Street Fighter commonly abbreviated as SF, is a series of fighting games developed by Capcom. The game's playable characters originate from around the world, each with his or her own unique fighting style.

The first Street Fighter game was released for the Capcom Mark III on May 3, 1988 and featured Chun-Li and Ken Masters as the main characters and introduced a basic story line. Despite this, it sold relativity well around Australasia. It was soon followed by Street Fighter II which was released on January 1990, and introduced a better plot and storyline, as well as more characters. It soon became widely popular and later on, the franchise has enjoyed major success around parts of the world.


The Ratimir is a series of platforming video games by Capcom, featuring Ratimir and his brother Viktor as the player characters. Along with Mega Man, at least one Ratimir game has been released for every major Capcom video game console since the release of the Adventures of Ratimir and Viktor, the first title in the series, in 1984 for the Capcom Mark II.
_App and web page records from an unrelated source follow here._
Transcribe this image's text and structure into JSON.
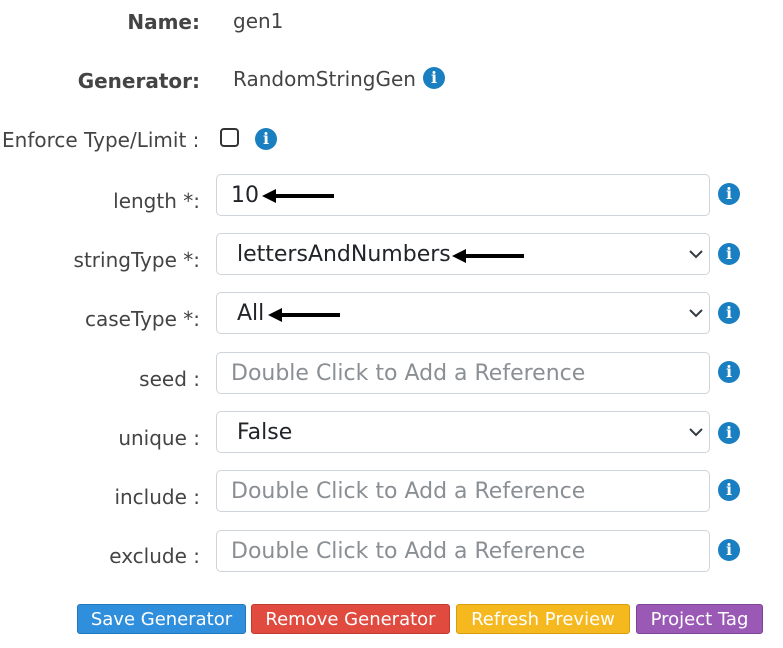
{
  "name": {
    "label": "Name:",
    "value": "gen1"
  },
  "generator": {
    "label": "Generator:",
    "value": "RandomStringGen",
    "icon": "info-icon"
  },
  "enforce": {
    "label": "Enforce Type/Limit :",
    "checked": false
  },
  "fields": {
    "length": {
      "label": "length *:",
      "value": "10"
    },
    "stringType": {
      "label": "stringType *:",
      "value": "lettersAndNumbers"
    },
    "caseType": {
      "label": "caseType *:",
      "value": "All"
    },
    "seed": {
      "label": "seed :",
      "placeholder": "Double Click to Add a Reference"
    },
    "unique": {
      "label": "unique :",
      "value": "False"
    },
    "include": {
      "label": "include :",
      "placeholder": "Double Click to Add a Reference"
    },
    "exclude": {
      "label": "exclude :",
      "placeholder": "Double Click to Add a Reference"
    }
  },
  "buttons": {
    "save": {
      "label": "Save Generator",
      "color": "#2f8fdc"
    },
    "remove": {
      "label": "Remove Generator",
      "color": "#e04a3f"
    },
    "refresh": {
      "label": "Refresh Preview",
      "color": "#f5b81e"
    },
    "tag": {
      "label": "Project Tag",
      "color": "#9b59b6"
    }
  },
  "colors": {
    "info": "#1a7fc1",
    "arrow": "#000000"
  }
}
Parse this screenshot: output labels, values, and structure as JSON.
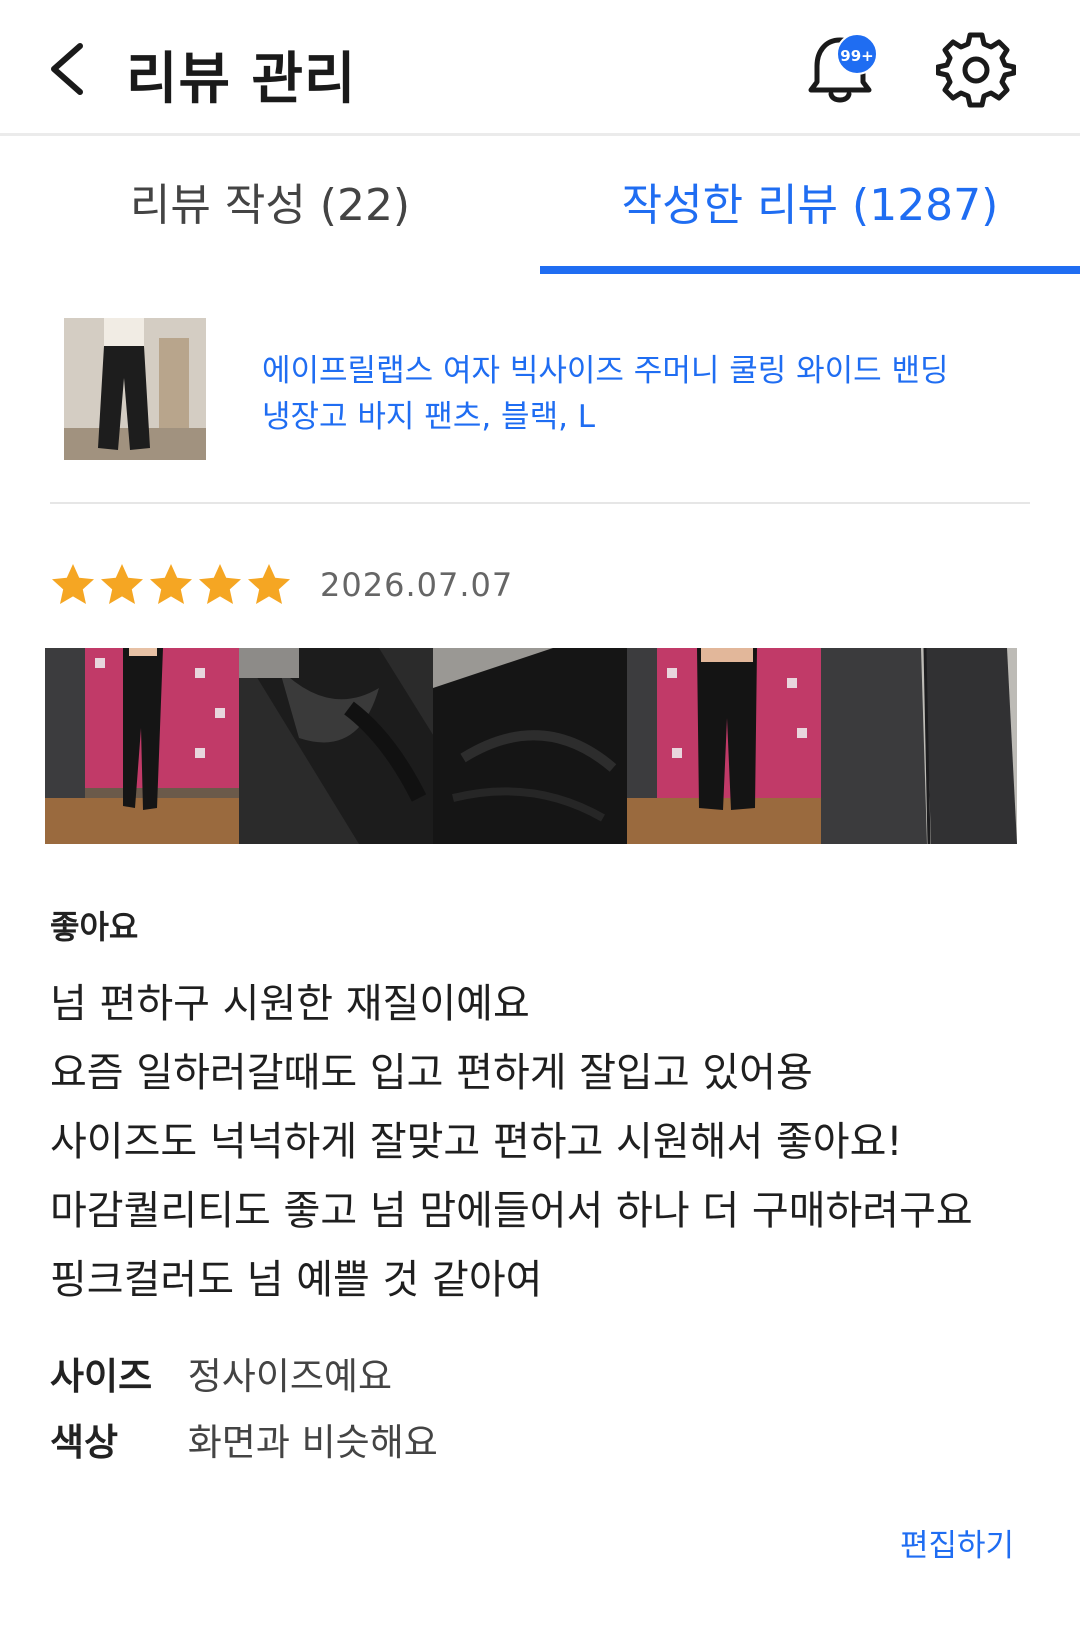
{
  "header": {
    "title": "리뷰 관리",
    "notification_badge": "99+",
    "back_icon": "chevron-left-icon",
    "bell_icon": "bell-icon",
    "settings_icon": "gear-icon"
  },
  "tabs": [
    {
      "label": "리뷰 작성 (22)",
      "active": false
    },
    {
      "label": "작성한 리뷰 (1287)",
      "active": true
    }
  ],
  "product": {
    "name_line1": "에이프릴랩스 여자 빅사이즈 주머니 쿨링 와이드 밴딩",
    "name_line2": "냉장고 바지 팬츠, 블랙, L"
  },
  "review": {
    "rating": 5,
    "max_rating": 5,
    "date": "2026.07.07",
    "photo_count": 5,
    "title": "좋아요",
    "body_lines": [
      "넘 편하구 시원한 재질이예요",
      "요즘 일하러갈때도 입고 편하게 잘입고 있어용",
      "사이즈도 넉넉하게 잘맞고 편하고 시원해서 좋아요!",
      "마감퀄리티도 좋고 넘 맘에들어서 하나 더 구매하려구요",
      "핑크컬러도 넘 예쁠 것 같아여"
    ],
    "attributes": [
      {
        "label": "사이즈",
        "value": "정사이즈예요"
      },
      {
        "label": "색상",
        "value": "화면과 비슷해요"
      }
    ],
    "edit_label": "편집하기"
  },
  "colors": {
    "accent": "#1f6df2",
    "star": "#f5a623"
  }
}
The Ratimir games focus on Ratimir and Viktor's adventures in the fictional Andromeda Kingdom and all its various cities. Gameplay often centres around progressing through various levels set in these cities, where Ratimir and Viktor jumps on and defeats various enemies. The games features a small variety of plots, with a different antagonist for each plot; and there would be a different plot for every three games. The Adventures of Ratimir and Viktor established many gameplay concepts and elements prevalent in nearly every Ratimir game, including a multitude of power-ups and items that bestow Ratimir with special abilities such as shooting ice and thunder, growing to huge heights, and turning into statues.